“As to any other broader changes to broadcasting rules, NAB firmly believes those should be debated as part of the comprehensive Communications Act update, recently launched by Chairmen Upton and Walden,” said then-NAB Board Member Marci Burdick in testimony last March.

She also stated: “If your goal is regulatory parity between the various video platforms seated at this table, a comprehensive examination in the Communications Act update is the only way to achieve it.”

So what do you say, broadcasters? Can we finally get started talking about retransmission consent reform? Or were those just disingenuous stall tactics?

TabletTV Perfectly Illustrates Broadcasters’ Hypocrisy

More proof that “free TV” is anything but “free”…

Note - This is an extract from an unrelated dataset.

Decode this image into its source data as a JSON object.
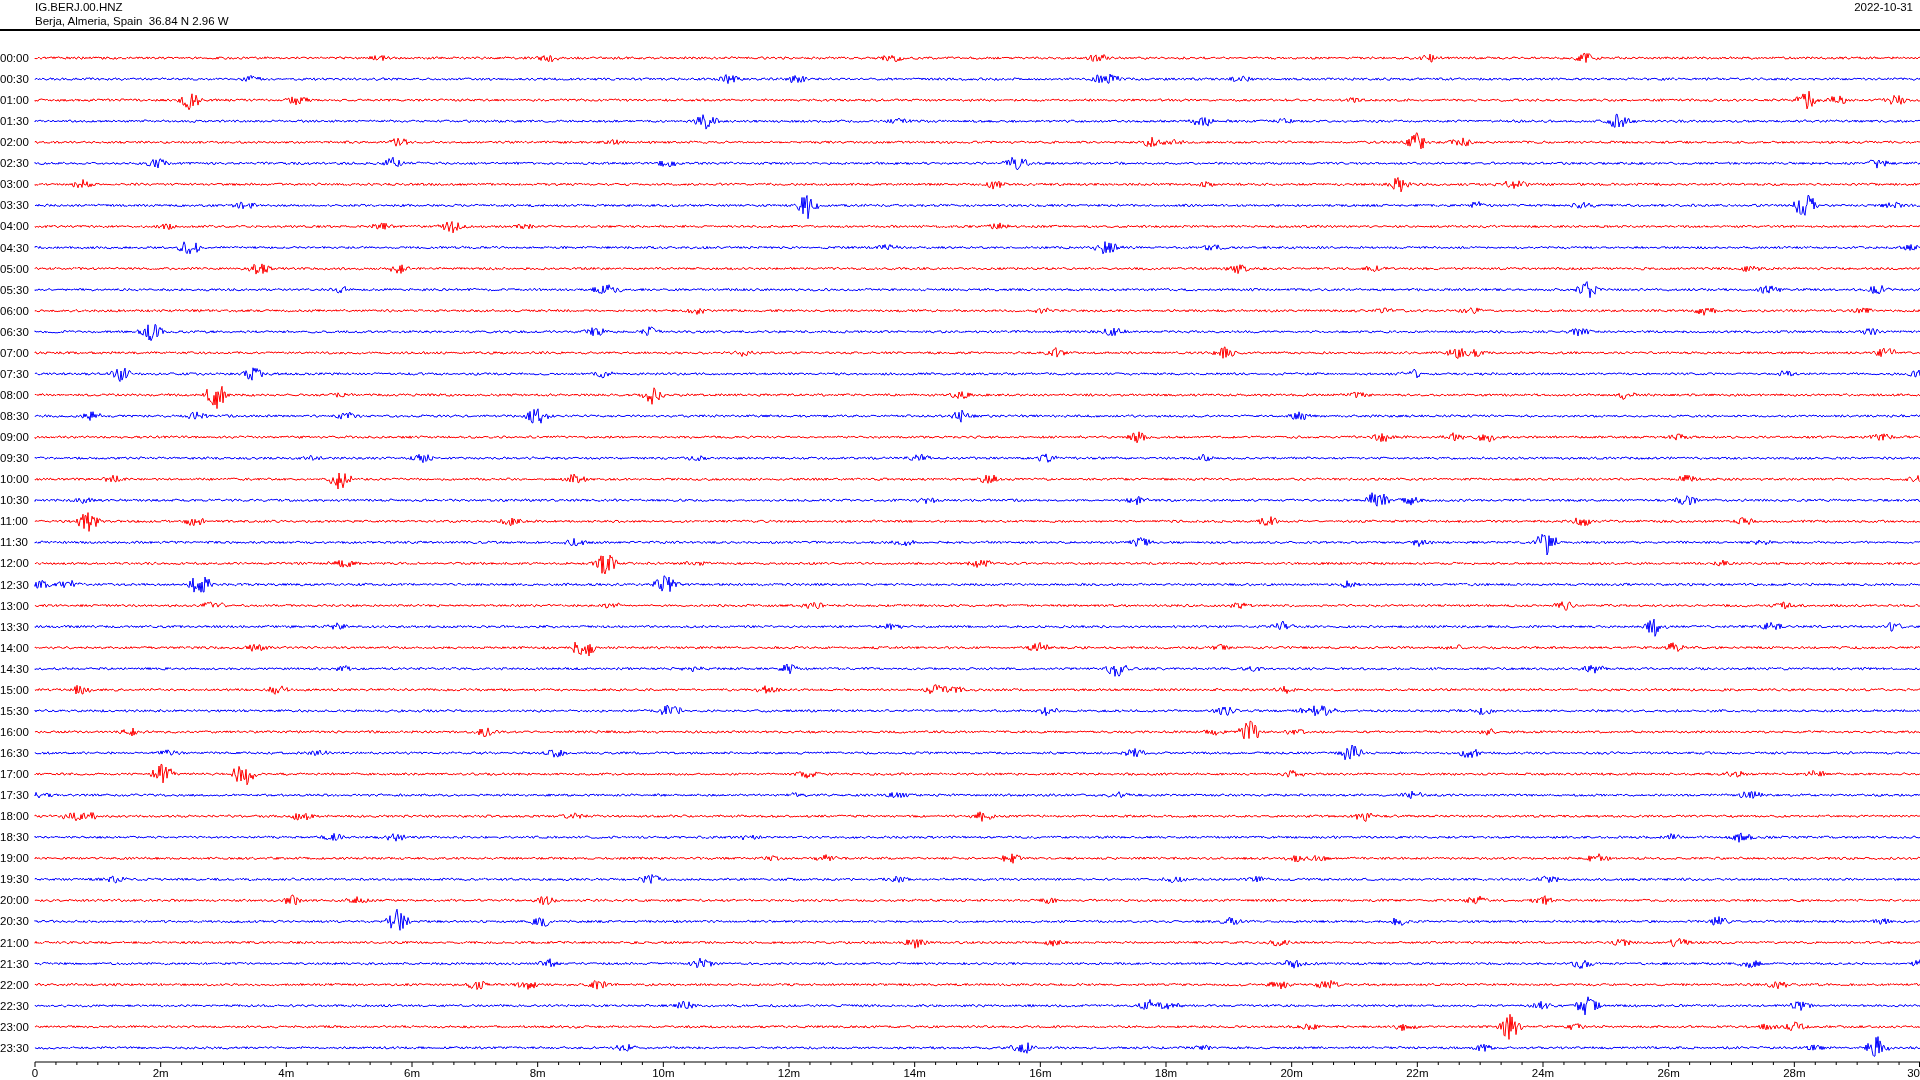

Broadcaster group TVFreedom announced the addition of a new member, TabletTV, a company that makes essentially what is a TV antenna for tablet devices. This follows on the heels of TVFreedom’s publicity stunt with another member, Antennas Direct, to pass out enormous “free” antennas.

Consumers who want “free” TV using TabletTV only have to plunk down $90 to hook up one tablet. Each device a consumer wants to use will require a new antenna.

TabletTV is actually owned by Granite Broadcasting and a technology company. Meaning that after broadcasters sued Aereo out of existence, they created their own version, allowing them to pocket all the money that consumers have to pay for “free” TV.

It is virtually impossible to watch broadcast TV without buying some sort of external antenna. Broadcasters themselves apparently have to rely on some serious rooftop hardware just to watch local TV at their Washington headquarters.

It’s time for broadcasters to stop the “free” TV charade. Pay-TV consumers will have to pay $25 billion over the next five years to broadcasters for “free” TV. And anyone else will have to pay for a special antenna just to receive a basic signal. There’s nothing “free” about “free TV.”

By the way, is there anything more outdated than TV antennas? And yet broadcasters are doubling down on them?

TV broadcasters can dress up 1950’s technology in 21st Century clothes, but they’re still doing anything they can to stop real video innovation.


Scalise Lauds House Passage of STELA Reauthorization

WASHINGTON, D.C. – House Majority Whip Steve Scalise (R-La.) today released the following statement regarding House passage of H.R. 4572, the Satellite Television Access Reauthorization Act.

“I commend my colleagues in the House for passing this much-needed bipartisan legislation that provides certainty to 1.5 million satellite consumers nationwide at risk of losing their broadcast TV programming and modernizes some of the outdated laws governing today’s video marketplace,” Rep. Scalise said. “Over the last several decades, communications and entertainment technology has evolved at a rapid pace, while the laws and regulations governing those technologies have remained relatively unchanged. This legislation is an important first step toward creating a truly competitive 21st century video marketplace for American consumers and all stakeholders.

“I enjoyed working with Chairmen Upton and Walden, and ranking members Waxman and Eshoo on a number of targeted reforms in this bill and I thank them and the leaders of the Senate Commerce Committee for including them in this bipartisan agreement. I urge the Senate to pass this legislation without delay.”